So much for the year of pretending
The new law that made modest but important improvements to the nation's health insurance system -- including some common- sense things that nonetheless took almost a century to achieve -- was going to be President Obama's signature accomplishment heading into the 2010 midterm elections. Until, that is, Democrats forgot how to defend themselves by speaking clear English in front of television cameras and instead scrambled for cover amid misguided cries of Marxism and fascism and other things that are neither the same nor true.
The election of a batch of tea-party-fueled conservative Republican congressmen was supposed to signal a new era of fiscal discipline and concern for balanced budgets. Until, that is, the time came for GOP leaders to stand firm in defense of tax cuts for multimillionaires instead of using that money to pay down the very deficit that is supposedly the nation's foremost problem.
The emergence of Artur Davis and Bradley Byrne as Alabama's leading gubernatorial contenders was going to give state voters a vigorous governor's race with a vibrant discussion of the sort of reforms needed to propel Alabama into the 21st century. Until, that is, primary voters chose instead a comparative snore-fest between a guy whose campaign made him come across as a one-trick gambling pony and a guy who can create jobs because, um, he's a doctor?
The ascendance of the Alabama Crimson Tide to the top of the preseason football polls on the heels of a resounding national championship victory was supposed to mark the beginning of a decade-long dynasty the likes of which no one has ever seen, or at least hasn't seen since ESPN spent the entire 2005 season pumping up USC for a fall. And OK, the dynasty still might happen, but three losses sure were a revolting turn of events in the face of restored high expectations. (Seriously, has anyone looked into Peyton Manning's whereabouts on that one solitary afternoon when a quarterback alleged to be Stephen Garcia turned into the destroyer of worlds?)

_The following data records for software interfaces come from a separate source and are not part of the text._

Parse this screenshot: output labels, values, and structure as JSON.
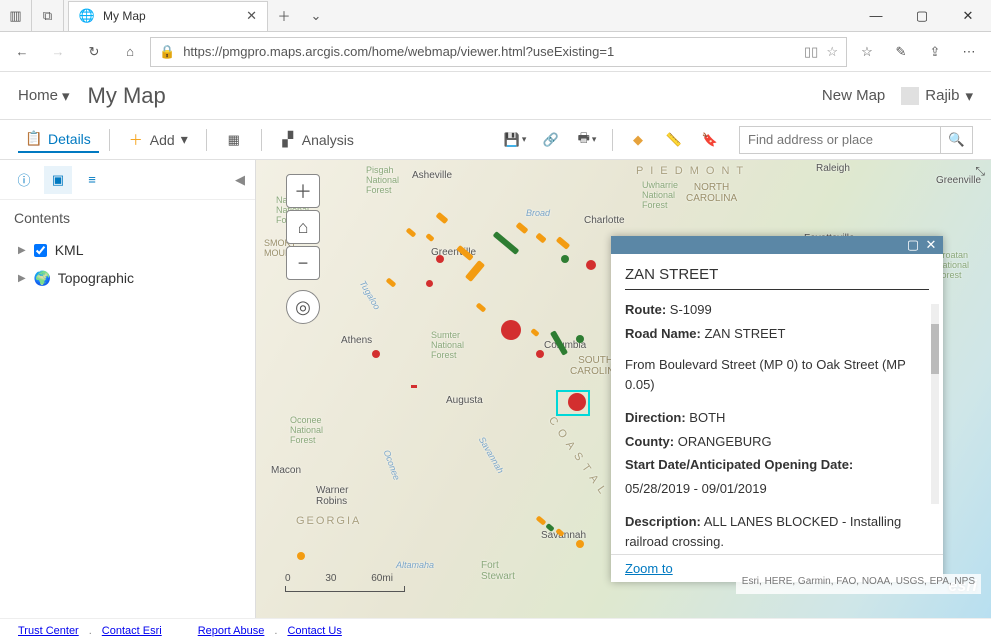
{
  "browser": {
    "tab_title": "My Map",
    "url": "https://pmgpro.maps.arcgis.com/home/webmap/viewer.html?useExisting=1"
  },
  "header": {
    "home": "Home",
    "title": "My Map",
    "new_map": "New Map",
    "user": "Rajib"
  },
  "toolbar": {
    "details": "Details",
    "add": "Add",
    "analysis": "Analysis",
    "search_placeholder": "Find address or place"
  },
  "sidebar": {
    "heading": "Contents",
    "layers": [
      {
        "name": "KML",
        "icon": "kml"
      },
      {
        "name": "Topographic",
        "icon": "basemap"
      }
    ]
  },
  "map": {
    "labels": {
      "piedmont": "P I E D M O N T",
      "nc": "NORTH\nCAROLINA",
      "sc": "SOUTH\nCAROLINA",
      "georgia": "GEORGIA",
      "coastal": "C O A S T A L",
      "raleigh": "Raleigh",
      "fayetteville": "Fayetteville",
      "greenville_nc": "Greenville",
      "charlotte": "Charlotte",
      "asheville": "Asheville",
      "greenville_sc": "Greenville",
      "columbia": "Columbia",
      "augusta": "Augusta",
      "athens": "Athens",
      "savannah": "Savannah",
      "macon": "Macon",
      "warner": "Warner\nRobins",
      "fort": "Fort\nStewart",
      "pisgah": "Pisgah\nNational\nForest",
      "nantahala": "Nantahala\nNational\nForest",
      "sumter": "Sumter\nNational\nForest",
      "oconee": "Oconee\nNational\nForest",
      "uwharrie": "Uwharrie\nNational\nForest",
      "croatan": "Croatan\nNational\nForest",
      "altamaha": "Altamaha",
      "broad": "Broad",
      "tugaloo": "Tugaloo",
      "savannah_r": "Savannah",
      "oconee_r": "Oconee",
      "smoky": "SMOKY\nMOUNTAINS"
    },
    "scale": {
      "left": "0",
      "mid": "30",
      "right": "60mi"
    },
    "attribution": "Esri, HERE, Garmin, FAO, NOAA, USGS, EPA, NPS",
    "esri": "esri"
  },
  "popup": {
    "title": "ZAN STREET",
    "route_lbl": "Route:",
    "route": "S-1099",
    "road_lbl": "Road Name:",
    "road": "ZAN STREET",
    "segment": "From Boulevard Street (MP 0) to Oak Street (MP 0.05)",
    "dir_lbl": "Direction:",
    "dir": "BOTH",
    "county_lbl": "County:",
    "county": "ORANGEBURG",
    "date_lbl": "Start Date/Anticipated Opening Date:",
    "date": "05/28/2019 - 09/01/2019",
    "desc_lbl": "Description:",
    "desc": "ALL LANES BLOCKED - Installing railroad crossing.",
    "zoom": "Zoom to"
  },
  "footer": {
    "trust": "Trust Center",
    "contact_esri": "Contact Esri",
    "report": "Report Abuse",
    "contact_us": "Contact Us"
  }
}
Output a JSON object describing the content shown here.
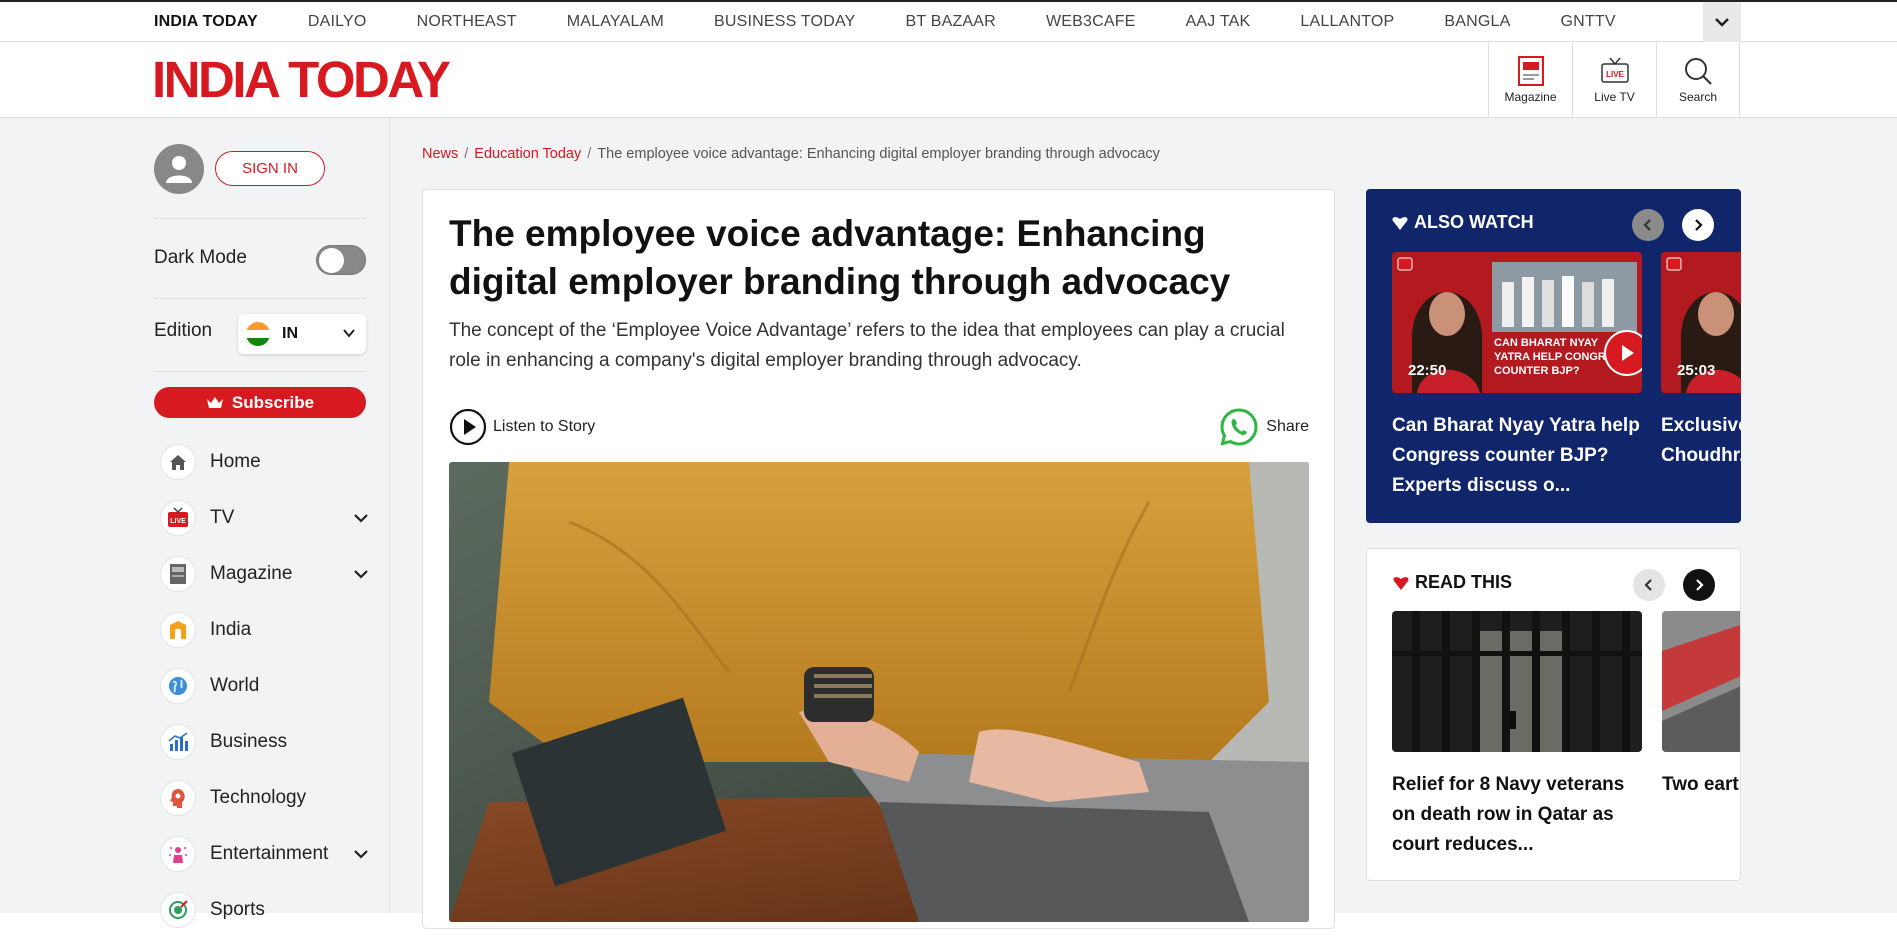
{
  "topnav": {
    "links": [
      "INDIA TODAY",
      "DAILYO",
      "NORTHEAST",
      "MALAYALAM",
      "BUSINESS TODAY",
      "BT BAZAAR",
      "WEB3CAFE",
      "AAJ TAK",
      "LALLANTOP",
      "BANGLA",
      "GNTTV"
    ],
    "more_icon": "chevron-down-icon"
  },
  "header": {
    "logo": "INDIA TODAY",
    "icons": [
      {
        "label": "Magazine",
        "icon": "magazine-icon"
      },
      {
        "label": "Live TV",
        "icon": "live-tv-icon"
      },
      {
        "label": "Search",
        "icon": "search-icon"
      }
    ]
  },
  "sidebar": {
    "signin_label": "SIGN IN",
    "dark_mode_label": "Dark Mode",
    "dark_mode_on": false,
    "edition_label": "Edition",
    "edition_value": "IN",
    "subscribe_label": "Subscribe",
    "nav": [
      {
        "label": "Home",
        "icon": "home-icon",
        "expandable": false
      },
      {
        "label": "TV",
        "icon": "live-tv-icon",
        "expandable": true
      },
      {
        "label": "Magazine",
        "icon": "magazine-icon",
        "expandable": true
      },
      {
        "label": "India",
        "icon": "india-gate-icon",
        "expandable": false
      },
      {
        "label": "World",
        "icon": "globe-icon",
        "expandable": false
      },
      {
        "label": "Business",
        "icon": "bar-chart-icon",
        "expandable": false
      },
      {
        "label": "Technology",
        "icon": "brain-icon",
        "expandable": false
      },
      {
        "label": "Entertainment",
        "icon": "entertainment-icon",
        "expandable": true
      },
      {
        "label": "Sports",
        "icon": "sports-icon",
        "expandable": false
      }
    ]
  },
  "breadcrumb": [
    "News",
    "Education Today",
    "The employee voice advantage: Enhancing digital employer branding through advocacy"
  ],
  "article": {
    "title": "The employee voice advantage: Enhancing digital employer branding through advocacy",
    "subtitle": "The concept of the ‘Employee Voice Advantage’ refers to the idea that employees can play a crucial role in enhancing a company's digital employer branding through advocacy.",
    "listen_label": "Listen to Story",
    "share_label": "Share"
  },
  "also_watch": {
    "title": "ALSO WATCH",
    "cards": [
      {
        "duration": "22:50",
        "title": "Can Bharat Nyay Yatra help Congress counter BJP? Experts discuss o...",
        "thumb_text": "CAN BHARAT NYAY YATRA HELP CONGRESS COUNTER BJP?"
      },
      {
        "duration": "25:03",
        "title": "Exclusive Kaul spe Choudhr..."
      }
    ]
  },
  "read_this": {
    "title": "READ THIS",
    "cards": [
      {
        "title": "Relief for 8 Navy veterans on death row in Qatar as court reduces..."
      },
      {
        "title": "Two eart magnitu Japan co"
      }
    ]
  },
  "colors": {
    "brand_red": "#d71920",
    "watch_bg": "#10256a",
    "page_bg": "#f1f3f5"
  }
}
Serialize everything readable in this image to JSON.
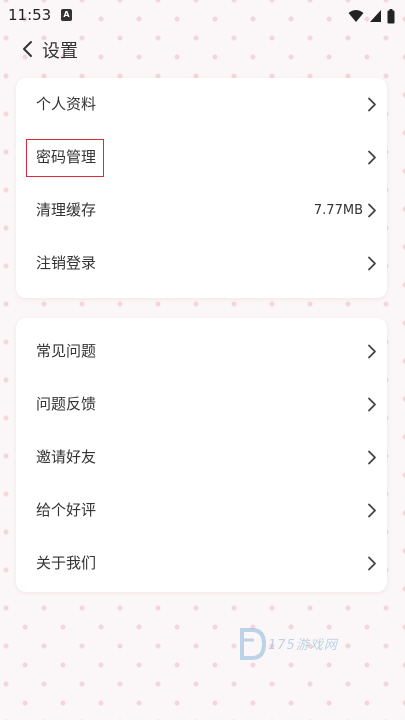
{
  "status_bar": {
    "time": "11:53",
    "notification_glyph": "A",
    "icons": [
      "wifi-icon",
      "cell-signal-icon",
      "battery-icon"
    ]
  },
  "header": {
    "title": "设置",
    "back_icon": "chevron-left-icon"
  },
  "groups": [
    {
      "items": [
        {
          "label": "个人资料"
        },
        {
          "label": "密码管理",
          "highlighted": true
        },
        {
          "label": "清理缓存",
          "value": "7.77MB"
        },
        {
          "label": "注销登录"
        }
      ]
    },
    {
      "items": [
        {
          "label": "常见问题"
        },
        {
          "label": "问题反馈"
        },
        {
          "label": "邀请好友"
        },
        {
          "label": "给个好评"
        },
        {
          "label": "关于我们"
        }
      ]
    }
  ],
  "watermark": {
    "text": "175游戏网"
  },
  "colors": {
    "background": "#fbf7f8",
    "dot": "#f3d7dd",
    "card": "#ffffff",
    "text": "#333333",
    "highlight_border": "#d92b3b"
  }
}
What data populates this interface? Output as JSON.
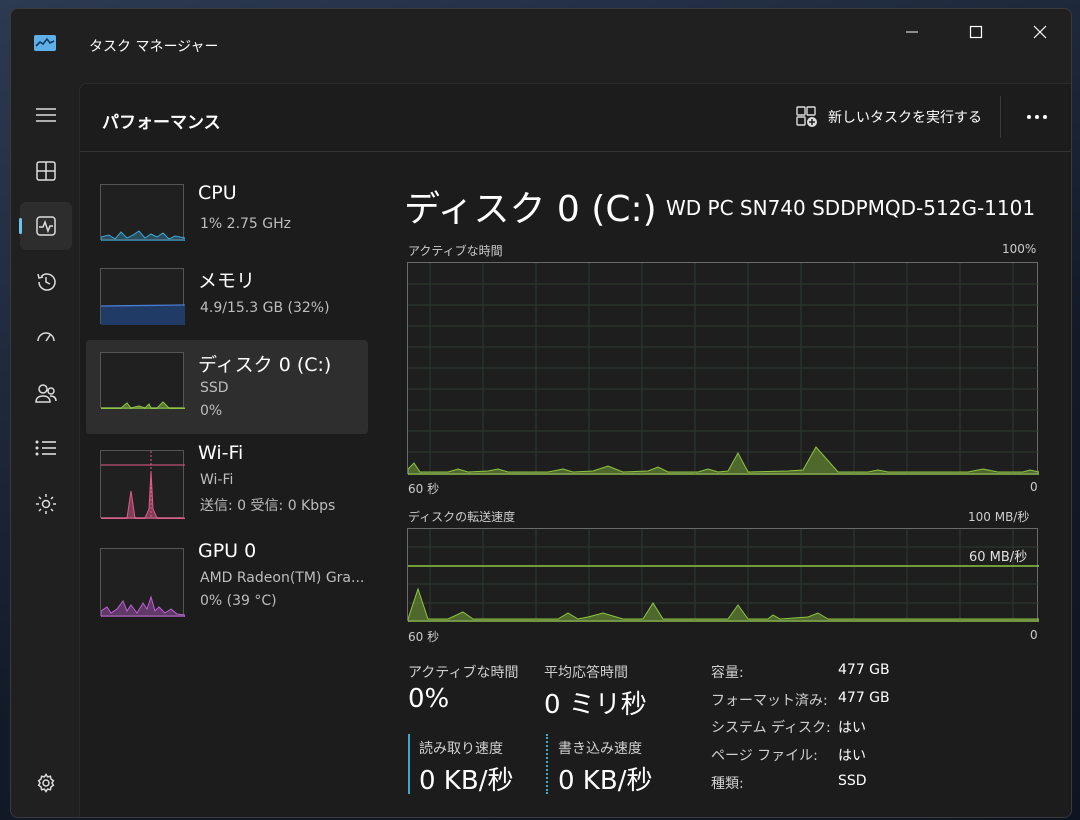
{
  "window": {
    "title": "タスク マネージャー"
  },
  "header": {
    "title": "パフォーマンス",
    "run_task_label": "新しいタスクを実行する"
  },
  "nav": [
    {
      "name": "menu-icon"
    },
    {
      "name": "processes-icon"
    },
    {
      "name": "performance-icon",
      "active": true
    },
    {
      "name": "app-history-icon"
    },
    {
      "name": "startup-apps-icon"
    },
    {
      "name": "users-icon"
    },
    {
      "name": "details-icon"
    },
    {
      "name": "services-icon"
    },
    {
      "name": "settings-icon"
    }
  ],
  "devices": {
    "cpu": {
      "name": "CPU",
      "line1": "1%  2.75 GHz",
      "color": "#3ba9d9"
    },
    "memory": {
      "name": "メモリ",
      "line1": "4.9/15.3 GB (32%)",
      "color": "#4a7fd6"
    },
    "disk": {
      "name": "ディスク 0 (C:)",
      "line1": "SSD",
      "line2": "0%",
      "color": "#8cc63f"
    },
    "wifi": {
      "name": "Wi-Fi",
      "line1": "Wi-Fi",
      "line2": "送信: 0  受信: 0 Kbps",
      "color": "#e05a8a"
    },
    "gpu": {
      "name": "GPU 0",
      "line1": "AMD Radeon(TM) Gra...",
      "line2": "0%  (39 °C)",
      "color": "#c060d8"
    }
  },
  "detail": {
    "title": "ディスク 0 (C:)",
    "model": "WD PC SN740 SDDPMQD-512G-1101",
    "active_graph": {
      "label": "アクティブな時間",
      "max_label": "100%",
      "x_left": "60 秒",
      "x_right": "0"
    },
    "transfer_graph": {
      "label": "ディスクの転送速度",
      "max_label": "100 MB/秒",
      "ref_label": "60 MB/秒",
      "x_left": "60 秒",
      "x_right": "0"
    },
    "stats": {
      "active_time_label": "アクティブな時間",
      "active_time_value": "0%",
      "avg_response_label": "平均応答時間",
      "avg_response_value": "0 ミリ秒",
      "read_label": "読み取り速度",
      "read_value": "0 KB/秒",
      "write_label": "書き込み速度",
      "write_value": "0 KB/秒"
    },
    "props": [
      {
        "key": "容量:",
        "value": "477 GB"
      },
      {
        "key": "フォーマット済み:",
        "value": "477 GB"
      },
      {
        "key": "システム ディスク:",
        "value": "はい"
      },
      {
        "key": "ページ ファイル:",
        "value": "はい"
      },
      {
        "key": "種類:",
        "value": "SSD"
      }
    ]
  },
  "colors": {
    "accent": "#6cc4f0",
    "disk_green": "#8cc63f"
  }
}
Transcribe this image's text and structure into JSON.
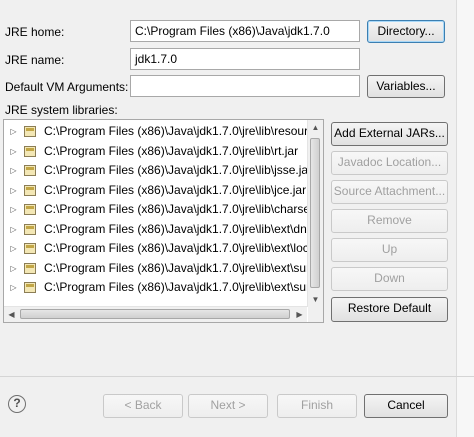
{
  "form": {
    "jre_home_label": "JRE home:",
    "jre_home_value": "C:\\Program Files (x86)\\Java\\jdk1.7.0",
    "directory_button": "Directory...",
    "jre_name_label": "JRE name:",
    "jre_name_value": "jdk1.7.0",
    "vm_args_label": "Default VM Arguments:",
    "vm_args_value": "",
    "variables_button": "Variables...",
    "libraries_label": "JRE system libraries:"
  },
  "libraries": [
    "C:\\Program Files (x86)\\Java\\jdk1.7.0\\jre\\lib\\resour",
    "C:\\Program Files (x86)\\Java\\jdk1.7.0\\jre\\lib\\rt.jar",
    "C:\\Program Files (x86)\\Java\\jdk1.7.0\\jre\\lib\\jsse.jar",
    "C:\\Program Files (x86)\\Java\\jdk1.7.0\\jre\\lib\\jce.jar",
    "C:\\Program Files (x86)\\Java\\jdk1.7.0\\jre\\lib\\charse",
    "C:\\Program Files (x86)\\Java\\jdk1.7.0\\jre\\lib\\ext\\dn",
    "C:\\Program Files (x86)\\Java\\jdk1.7.0\\jre\\lib\\ext\\loc",
    "C:\\Program Files (x86)\\Java\\jdk1.7.0\\jre\\lib\\ext\\sur",
    "C:\\Program Files (x86)\\Java\\jdk1.7.0\\jre\\lib\\ext\\sur"
  ],
  "side_buttons": {
    "add_external_jars": "Add External JARs...",
    "javadoc_location": "Javadoc Location...",
    "source_attachment": "Source Attachment...",
    "remove": "Remove",
    "up": "Up",
    "down": "Down",
    "restore_default": "Restore Default"
  },
  "footer": {
    "help_icon": "question-mark-icon",
    "back": "< Back",
    "next": "Next >",
    "finish": "Finish",
    "cancel": "Cancel"
  },
  "colors": {
    "dialog_bg": "#f0f0f0",
    "focus_border": "#3c7fb1",
    "disabled_text": "#a0a0a0"
  }
}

All of those things and so much more were going to be different, but they weren't. Ah, well, that's life. Let's try again in 2011. Happy new year, everyone.